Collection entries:

◇ ◇ ◇ ◇

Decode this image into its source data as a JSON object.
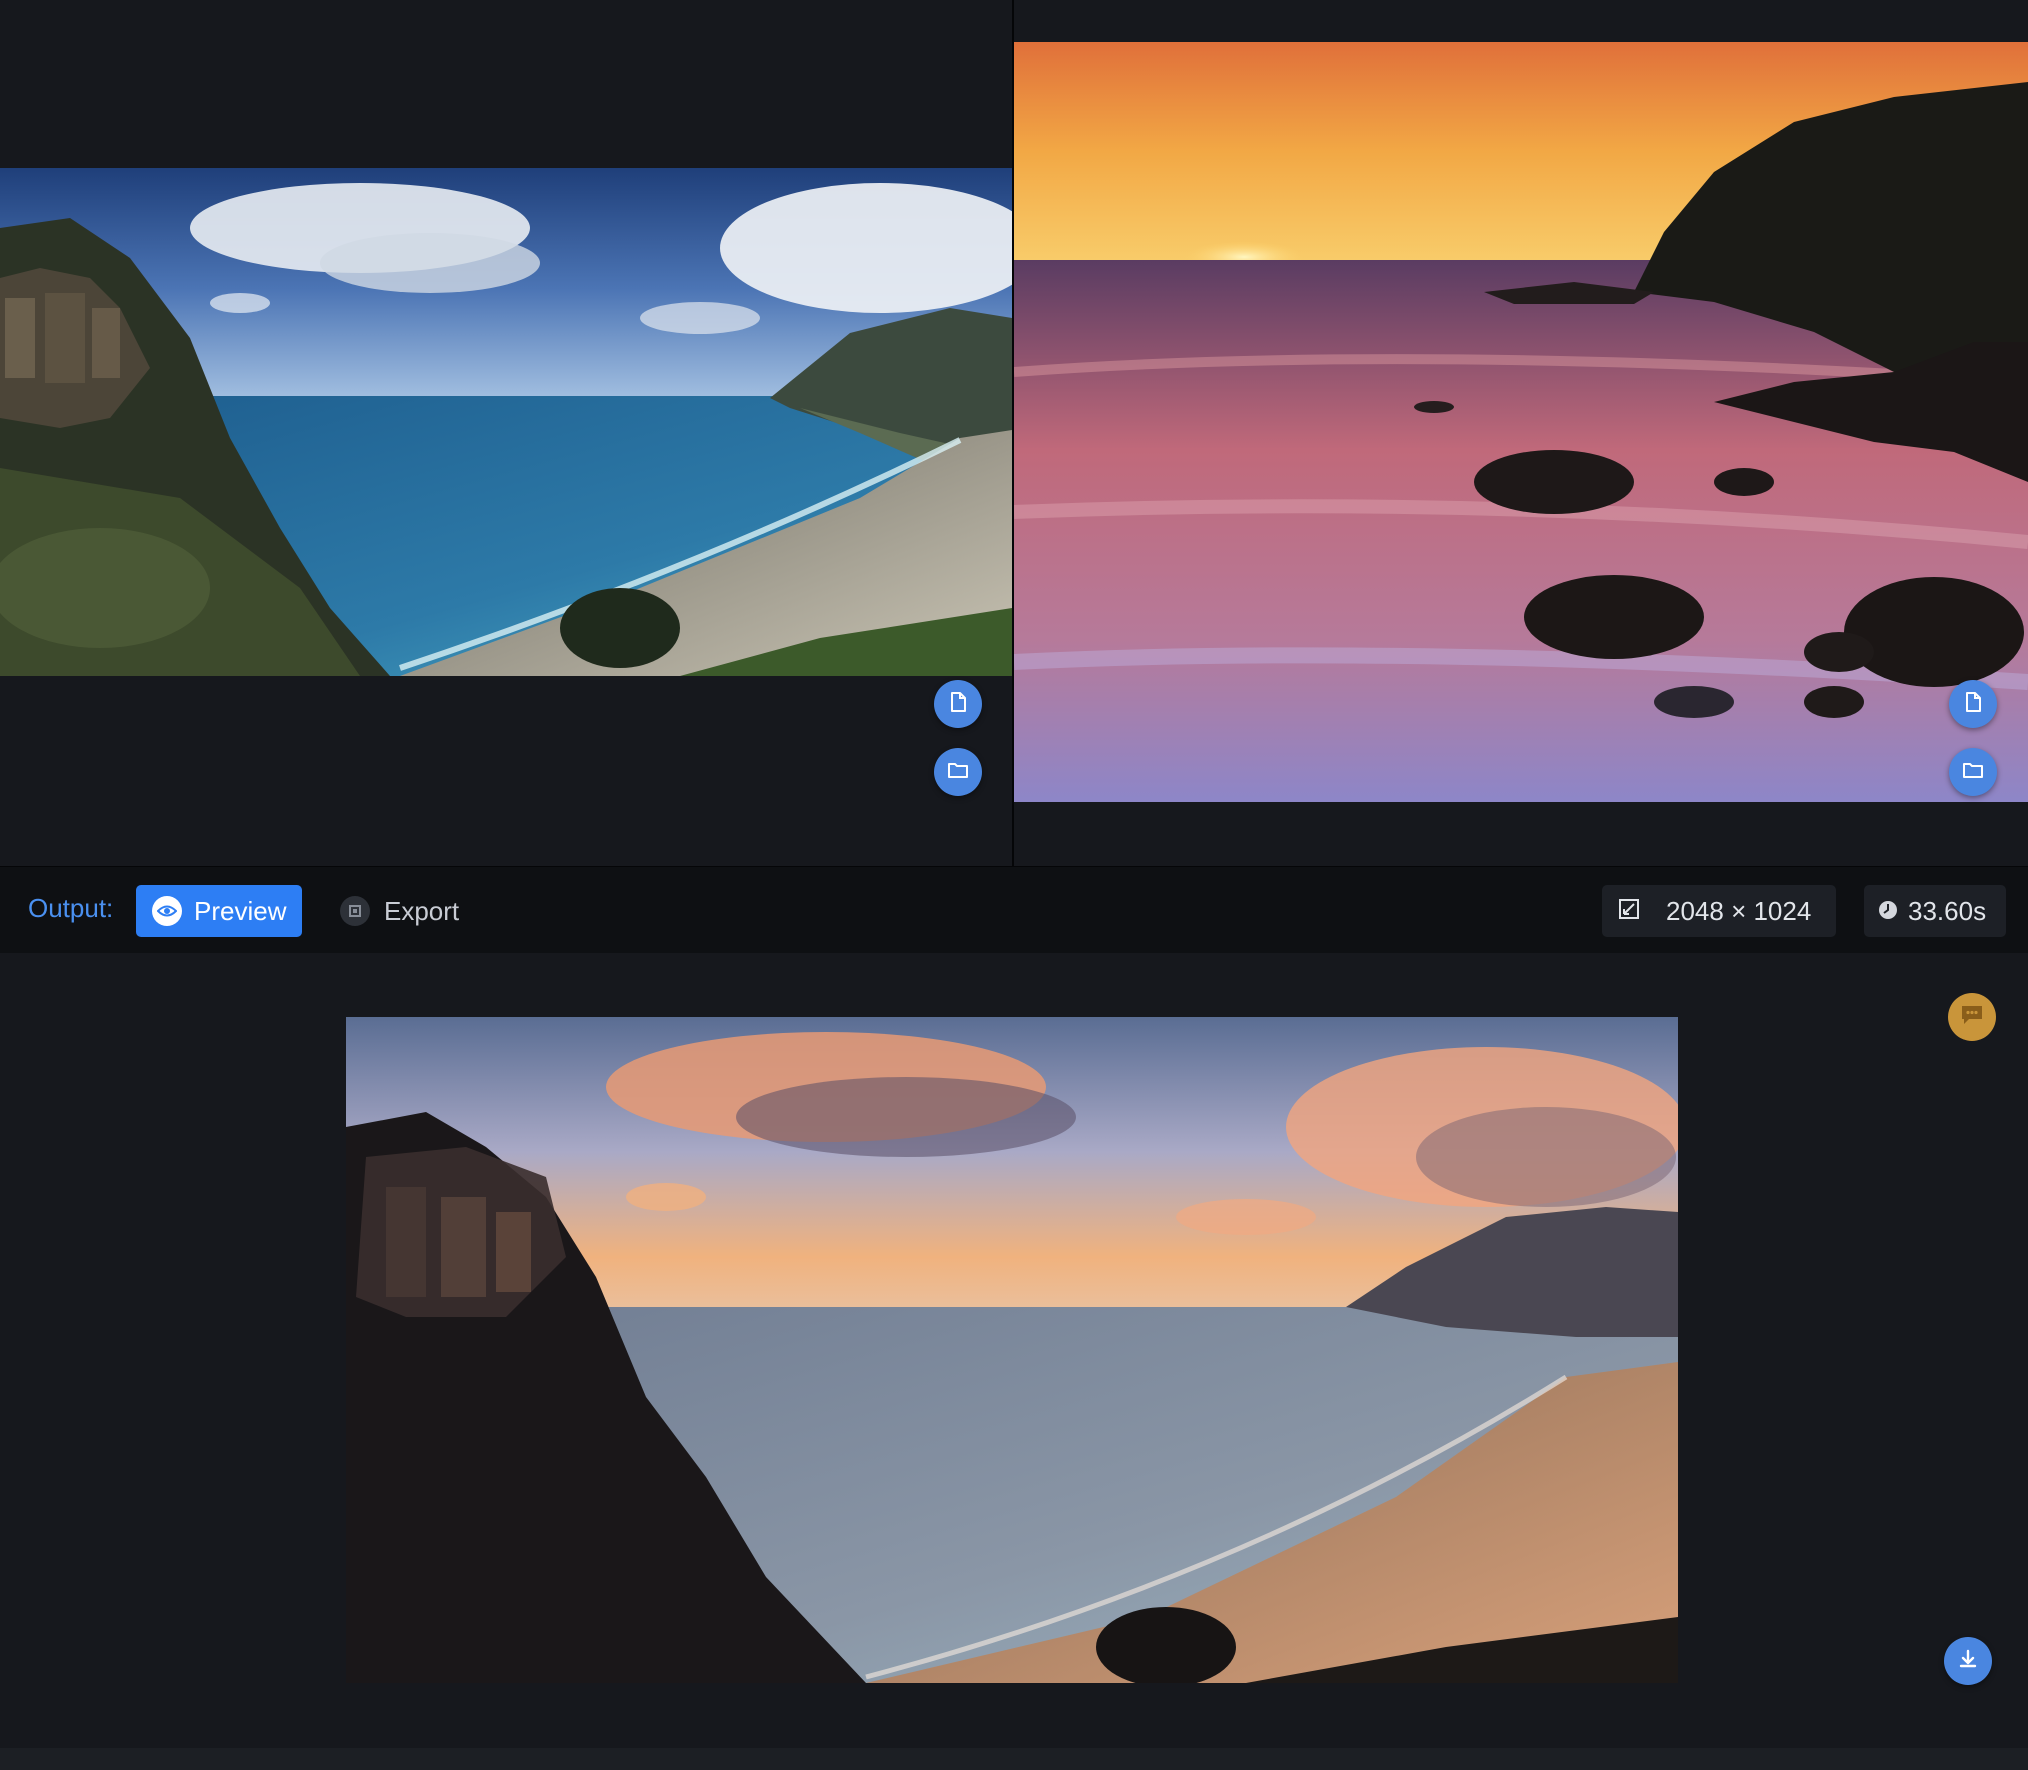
{
  "output_bar": {
    "label": "Output:",
    "tabs": [
      {
        "label": "Preview",
        "active": true,
        "icon": "eye-icon"
      },
      {
        "label": "Export",
        "active": false,
        "icon": "export-icon"
      }
    ],
    "dimensions": "2048 × 1024",
    "duration": "33.60s"
  },
  "input_images": [
    {
      "description_icon": "file-icon",
      "folder_icon": "folder-icon"
    },
    {
      "description_icon": "file-icon",
      "folder_icon": "folder-icon"
    }
  ],
  "colors": {
    "background": "#16181d",
    "bar_background": "#0e1013",
    "accent": "#2d7ef4",
    "label_accent": "#4a90f0",
    "fab": "#4a86e0",
    "feedback": "#c9953a"
  }
}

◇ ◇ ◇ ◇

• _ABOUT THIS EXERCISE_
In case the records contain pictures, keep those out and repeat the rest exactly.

• _EXERCISE OUTPUT_
Decode this image into its source data as a JSON object.
{
  "output_bar": {
    "label": "Output:",
    "tabs": [
      {
        "label": "Preview",
        "active": true,
        "icon": "eye-icon"
      },
      {
        "label": "Export",
        "active": false,
        "icon": "export-icon"
      }
    ],
    "dimensions": "2048 × 1024",
    "duration": "33.60s"
  },
  "input_images": [
    {
      "description_icon": "file-icon",
      "folder_icon": "folder-icon"
    },
    {
      "description_icon": "file-icon",
      "folder_icon": "folder-icon"
    }
  ],
  "colors": {
    "background": "#16181d",
    "bar_background": "#0e1013",
    "accent": "#2d7ef4",
    "label_accent": "#4a90f0",
    "fab": "#4a86e0",
    "feedback": "#c9953a"
  }
}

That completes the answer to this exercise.